GP Stage 3 Simulated Consultation - Relative 5
You are an SHO on an acute medical ward and Mrs Smith would like to speak to you about Mr Smith’s care. Mr Smith is due to be discharged later today after successful treatment for a lower respiratory tract infection.
You are Mrs Smith, wife of Mr Smith. Mr Smith has been admitted to hospital for treatment of a chest infection 12 days ago, and is due to be discharged home today. You are not happy that Mr Smith is being discharged and feel that the ‘NHS is cutting corners as always’ to ‘save money’ and ultimately, Mr Smith will be re-admitted a few days later, as has happened previously. You strongly feel that one further day of hospital admission would help significantly.
The multiple hospital admissions is straining your relationship with your husband, as well as placing financial strain on you at home. If further probed, in order to meet the financial demands of your rent and expenses, you have been renting out your spare room at home on an online website and do not want Mr Smith to find out about this. You now have a regular tenant who you have developed a good personal relationship with and would feel bad evicting him without any notice. However, you feel that if Mr Smith were to remain one more day in hospital this would help to alleviate all of these concerns.
You are disappointed in yourself for the measures that you have taken, and would like guarantees from the doctor that this information will not be shared with Mr Smith. Overall, your mood is generally low and you are drinking half to one bottle of wine per day. You are not on any regular medication and are otherwise healthy. You have three jobs working as a receptionist, secretary and occasionally in the local supermarket on weekends. In addition to Mr Smith being allowed to stay one additional night, you would also like some longer term assistance in relation to your finances, and are unsure as to who can offer this support.
What should be a simple discharge discussion becomes far more complicated. The initial challenge is appeasing an upset relative and accepting that there is a risk of readmission although equally, a prolonged hospital admission has risks of hospital acquired infections. Additional sensitive probing is required in order to ascertain additional concerns regarding home circumstances, which will not be disclosed to doctors who lack empathy and understanding. Failure to obtain this information will limit one’s ability to score highly on this station.

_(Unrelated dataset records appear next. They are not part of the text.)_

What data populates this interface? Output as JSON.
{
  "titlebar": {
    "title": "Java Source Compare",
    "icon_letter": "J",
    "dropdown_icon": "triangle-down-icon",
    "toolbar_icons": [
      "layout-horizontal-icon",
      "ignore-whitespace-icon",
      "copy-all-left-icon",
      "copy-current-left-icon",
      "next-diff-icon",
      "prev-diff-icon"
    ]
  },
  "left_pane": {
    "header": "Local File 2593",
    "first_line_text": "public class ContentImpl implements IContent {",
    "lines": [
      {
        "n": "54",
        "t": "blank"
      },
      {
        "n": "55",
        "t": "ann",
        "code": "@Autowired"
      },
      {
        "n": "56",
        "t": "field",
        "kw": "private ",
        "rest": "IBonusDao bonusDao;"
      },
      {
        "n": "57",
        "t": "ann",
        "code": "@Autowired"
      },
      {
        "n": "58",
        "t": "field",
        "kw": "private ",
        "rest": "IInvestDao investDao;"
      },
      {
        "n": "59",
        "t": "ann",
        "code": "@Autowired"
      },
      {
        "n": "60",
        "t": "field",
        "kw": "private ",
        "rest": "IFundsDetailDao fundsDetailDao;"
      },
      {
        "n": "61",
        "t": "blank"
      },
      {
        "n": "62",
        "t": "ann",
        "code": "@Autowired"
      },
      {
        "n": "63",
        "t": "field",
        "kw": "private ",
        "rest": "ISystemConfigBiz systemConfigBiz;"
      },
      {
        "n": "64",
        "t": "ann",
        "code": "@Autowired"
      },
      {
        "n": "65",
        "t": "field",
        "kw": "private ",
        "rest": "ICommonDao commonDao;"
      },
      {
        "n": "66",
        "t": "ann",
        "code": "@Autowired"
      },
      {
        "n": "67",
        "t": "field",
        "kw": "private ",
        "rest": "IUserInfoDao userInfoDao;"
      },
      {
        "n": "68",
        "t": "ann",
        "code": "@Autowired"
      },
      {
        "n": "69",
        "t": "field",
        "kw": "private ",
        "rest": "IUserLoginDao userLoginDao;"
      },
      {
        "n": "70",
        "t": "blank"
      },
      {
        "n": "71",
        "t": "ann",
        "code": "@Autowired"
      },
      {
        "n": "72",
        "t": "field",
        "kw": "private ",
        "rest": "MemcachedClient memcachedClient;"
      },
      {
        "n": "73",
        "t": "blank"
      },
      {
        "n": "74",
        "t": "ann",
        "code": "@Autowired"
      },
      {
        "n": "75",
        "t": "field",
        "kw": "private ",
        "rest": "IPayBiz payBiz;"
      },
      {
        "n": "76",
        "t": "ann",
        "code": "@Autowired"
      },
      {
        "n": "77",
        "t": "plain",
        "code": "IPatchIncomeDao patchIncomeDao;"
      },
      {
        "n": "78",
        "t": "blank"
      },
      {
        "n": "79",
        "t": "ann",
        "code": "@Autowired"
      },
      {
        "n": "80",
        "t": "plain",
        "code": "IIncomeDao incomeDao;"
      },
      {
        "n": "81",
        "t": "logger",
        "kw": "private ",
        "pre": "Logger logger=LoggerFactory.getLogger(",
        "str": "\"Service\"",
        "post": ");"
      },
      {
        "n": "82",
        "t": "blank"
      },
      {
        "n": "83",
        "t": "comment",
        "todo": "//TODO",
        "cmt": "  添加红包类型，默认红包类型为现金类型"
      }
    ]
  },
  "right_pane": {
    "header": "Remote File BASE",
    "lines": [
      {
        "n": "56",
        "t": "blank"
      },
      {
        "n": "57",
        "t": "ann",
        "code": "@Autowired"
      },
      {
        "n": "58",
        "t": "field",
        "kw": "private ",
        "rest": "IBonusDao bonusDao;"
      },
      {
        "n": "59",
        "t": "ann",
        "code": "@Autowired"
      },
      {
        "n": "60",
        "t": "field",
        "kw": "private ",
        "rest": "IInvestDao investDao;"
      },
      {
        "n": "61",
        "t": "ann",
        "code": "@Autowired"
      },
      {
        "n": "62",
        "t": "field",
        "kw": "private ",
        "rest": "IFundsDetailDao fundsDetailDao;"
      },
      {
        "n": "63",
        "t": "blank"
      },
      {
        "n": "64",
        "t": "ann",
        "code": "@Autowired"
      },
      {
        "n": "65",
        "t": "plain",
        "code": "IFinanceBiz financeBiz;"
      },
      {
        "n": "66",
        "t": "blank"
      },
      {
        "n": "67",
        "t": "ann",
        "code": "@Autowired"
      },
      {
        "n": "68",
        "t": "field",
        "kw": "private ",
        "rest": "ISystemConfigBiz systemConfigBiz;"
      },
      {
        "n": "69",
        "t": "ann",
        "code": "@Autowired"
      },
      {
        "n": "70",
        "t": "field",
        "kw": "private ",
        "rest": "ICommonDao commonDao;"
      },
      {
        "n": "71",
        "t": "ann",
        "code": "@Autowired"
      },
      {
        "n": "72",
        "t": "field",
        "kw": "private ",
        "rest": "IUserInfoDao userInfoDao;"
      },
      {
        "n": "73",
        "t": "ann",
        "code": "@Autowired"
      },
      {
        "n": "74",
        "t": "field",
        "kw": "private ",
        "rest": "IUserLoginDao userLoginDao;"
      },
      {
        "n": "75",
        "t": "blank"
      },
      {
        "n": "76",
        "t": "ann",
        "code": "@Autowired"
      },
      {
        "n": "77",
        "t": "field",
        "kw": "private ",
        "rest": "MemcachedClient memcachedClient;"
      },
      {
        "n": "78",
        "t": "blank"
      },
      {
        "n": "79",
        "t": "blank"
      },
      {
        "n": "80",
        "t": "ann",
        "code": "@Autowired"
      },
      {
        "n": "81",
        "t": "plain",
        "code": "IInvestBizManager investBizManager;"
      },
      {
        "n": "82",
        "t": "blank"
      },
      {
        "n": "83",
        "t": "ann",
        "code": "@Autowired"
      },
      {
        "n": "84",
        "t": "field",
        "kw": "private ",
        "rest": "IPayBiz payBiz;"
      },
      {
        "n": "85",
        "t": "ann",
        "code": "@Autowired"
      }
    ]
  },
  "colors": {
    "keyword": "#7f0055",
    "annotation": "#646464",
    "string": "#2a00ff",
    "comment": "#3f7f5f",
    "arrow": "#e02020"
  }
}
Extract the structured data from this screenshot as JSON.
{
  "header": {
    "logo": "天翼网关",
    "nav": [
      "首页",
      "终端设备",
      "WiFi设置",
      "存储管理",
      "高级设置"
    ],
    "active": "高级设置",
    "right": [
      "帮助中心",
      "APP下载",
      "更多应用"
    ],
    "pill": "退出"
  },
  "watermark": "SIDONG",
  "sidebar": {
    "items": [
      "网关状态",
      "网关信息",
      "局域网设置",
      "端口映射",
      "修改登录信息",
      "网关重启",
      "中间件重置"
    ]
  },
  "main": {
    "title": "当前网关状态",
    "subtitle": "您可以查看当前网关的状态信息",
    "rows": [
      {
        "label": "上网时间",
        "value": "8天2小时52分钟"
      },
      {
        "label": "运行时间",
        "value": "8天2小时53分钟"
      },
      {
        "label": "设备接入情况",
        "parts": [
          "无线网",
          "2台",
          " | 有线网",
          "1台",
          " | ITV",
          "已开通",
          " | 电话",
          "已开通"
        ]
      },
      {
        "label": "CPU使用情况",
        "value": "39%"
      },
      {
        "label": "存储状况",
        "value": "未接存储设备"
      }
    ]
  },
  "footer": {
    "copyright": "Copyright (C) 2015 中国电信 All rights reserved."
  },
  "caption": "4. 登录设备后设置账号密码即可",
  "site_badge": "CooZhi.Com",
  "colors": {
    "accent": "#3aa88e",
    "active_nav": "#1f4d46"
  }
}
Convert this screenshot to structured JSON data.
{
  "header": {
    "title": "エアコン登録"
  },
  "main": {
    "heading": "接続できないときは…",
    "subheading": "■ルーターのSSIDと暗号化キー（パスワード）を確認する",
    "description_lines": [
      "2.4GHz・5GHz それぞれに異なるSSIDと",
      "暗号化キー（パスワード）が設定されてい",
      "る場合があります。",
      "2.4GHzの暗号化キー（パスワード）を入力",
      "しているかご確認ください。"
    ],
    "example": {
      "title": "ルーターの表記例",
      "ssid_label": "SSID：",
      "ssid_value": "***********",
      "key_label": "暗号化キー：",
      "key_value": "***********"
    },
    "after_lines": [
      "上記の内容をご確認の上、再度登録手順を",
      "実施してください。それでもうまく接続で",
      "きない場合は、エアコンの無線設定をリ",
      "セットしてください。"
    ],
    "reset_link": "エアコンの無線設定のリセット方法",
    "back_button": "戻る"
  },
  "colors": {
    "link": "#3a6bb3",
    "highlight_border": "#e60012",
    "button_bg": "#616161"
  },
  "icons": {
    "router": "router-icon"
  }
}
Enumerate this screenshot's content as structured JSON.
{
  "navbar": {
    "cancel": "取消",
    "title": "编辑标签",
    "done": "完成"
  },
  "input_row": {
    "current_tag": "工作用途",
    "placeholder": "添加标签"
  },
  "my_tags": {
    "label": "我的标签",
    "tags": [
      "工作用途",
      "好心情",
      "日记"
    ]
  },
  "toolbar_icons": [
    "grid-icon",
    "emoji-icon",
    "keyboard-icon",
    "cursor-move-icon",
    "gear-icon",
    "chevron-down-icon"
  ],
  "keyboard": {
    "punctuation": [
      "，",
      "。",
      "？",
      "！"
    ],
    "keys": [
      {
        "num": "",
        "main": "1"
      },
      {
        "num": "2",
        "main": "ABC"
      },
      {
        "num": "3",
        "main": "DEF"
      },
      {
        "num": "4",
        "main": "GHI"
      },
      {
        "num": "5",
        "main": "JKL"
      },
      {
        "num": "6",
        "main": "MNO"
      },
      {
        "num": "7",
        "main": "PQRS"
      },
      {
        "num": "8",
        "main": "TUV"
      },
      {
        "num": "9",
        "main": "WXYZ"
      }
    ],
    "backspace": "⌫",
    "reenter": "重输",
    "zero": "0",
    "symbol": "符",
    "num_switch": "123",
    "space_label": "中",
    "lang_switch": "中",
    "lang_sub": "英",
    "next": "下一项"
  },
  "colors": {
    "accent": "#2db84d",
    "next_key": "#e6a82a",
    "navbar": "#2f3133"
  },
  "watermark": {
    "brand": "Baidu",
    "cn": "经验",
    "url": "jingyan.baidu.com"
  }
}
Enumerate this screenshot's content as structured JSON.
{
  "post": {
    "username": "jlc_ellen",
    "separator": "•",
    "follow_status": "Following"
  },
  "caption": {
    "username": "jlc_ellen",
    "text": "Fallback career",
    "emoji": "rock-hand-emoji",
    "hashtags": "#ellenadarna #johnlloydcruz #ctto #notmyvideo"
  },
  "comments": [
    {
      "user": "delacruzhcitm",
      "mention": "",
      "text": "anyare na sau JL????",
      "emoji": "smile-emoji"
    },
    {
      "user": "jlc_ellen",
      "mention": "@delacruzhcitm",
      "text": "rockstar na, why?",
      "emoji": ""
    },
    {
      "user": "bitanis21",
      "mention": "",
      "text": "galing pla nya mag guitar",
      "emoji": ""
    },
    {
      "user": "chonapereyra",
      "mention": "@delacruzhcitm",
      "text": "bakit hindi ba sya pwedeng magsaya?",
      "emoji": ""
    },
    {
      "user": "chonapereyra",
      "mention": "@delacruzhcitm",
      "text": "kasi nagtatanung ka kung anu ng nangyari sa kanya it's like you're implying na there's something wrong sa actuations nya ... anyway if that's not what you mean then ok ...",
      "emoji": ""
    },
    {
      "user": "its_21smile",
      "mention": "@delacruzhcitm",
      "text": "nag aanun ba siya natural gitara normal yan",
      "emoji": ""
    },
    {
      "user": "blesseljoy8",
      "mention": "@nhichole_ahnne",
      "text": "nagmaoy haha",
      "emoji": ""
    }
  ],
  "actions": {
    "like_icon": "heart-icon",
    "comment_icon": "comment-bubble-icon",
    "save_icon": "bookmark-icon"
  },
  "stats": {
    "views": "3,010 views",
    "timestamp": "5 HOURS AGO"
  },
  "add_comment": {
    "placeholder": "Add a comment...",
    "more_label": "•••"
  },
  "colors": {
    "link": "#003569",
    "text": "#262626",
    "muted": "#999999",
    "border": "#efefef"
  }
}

With regards to extending Mr Smith’s admission this is clearly a complex decision which has wider implications, and many doctors may choose to defer this decision to a subsequent meeting involving a senior medical and nursing colleague later that day. The final issue relates to Mrs Smith’s personal welfare and mental health; requesting or arranging for Mrs Smith to see her GP to explore this further would represent an appropriate solution.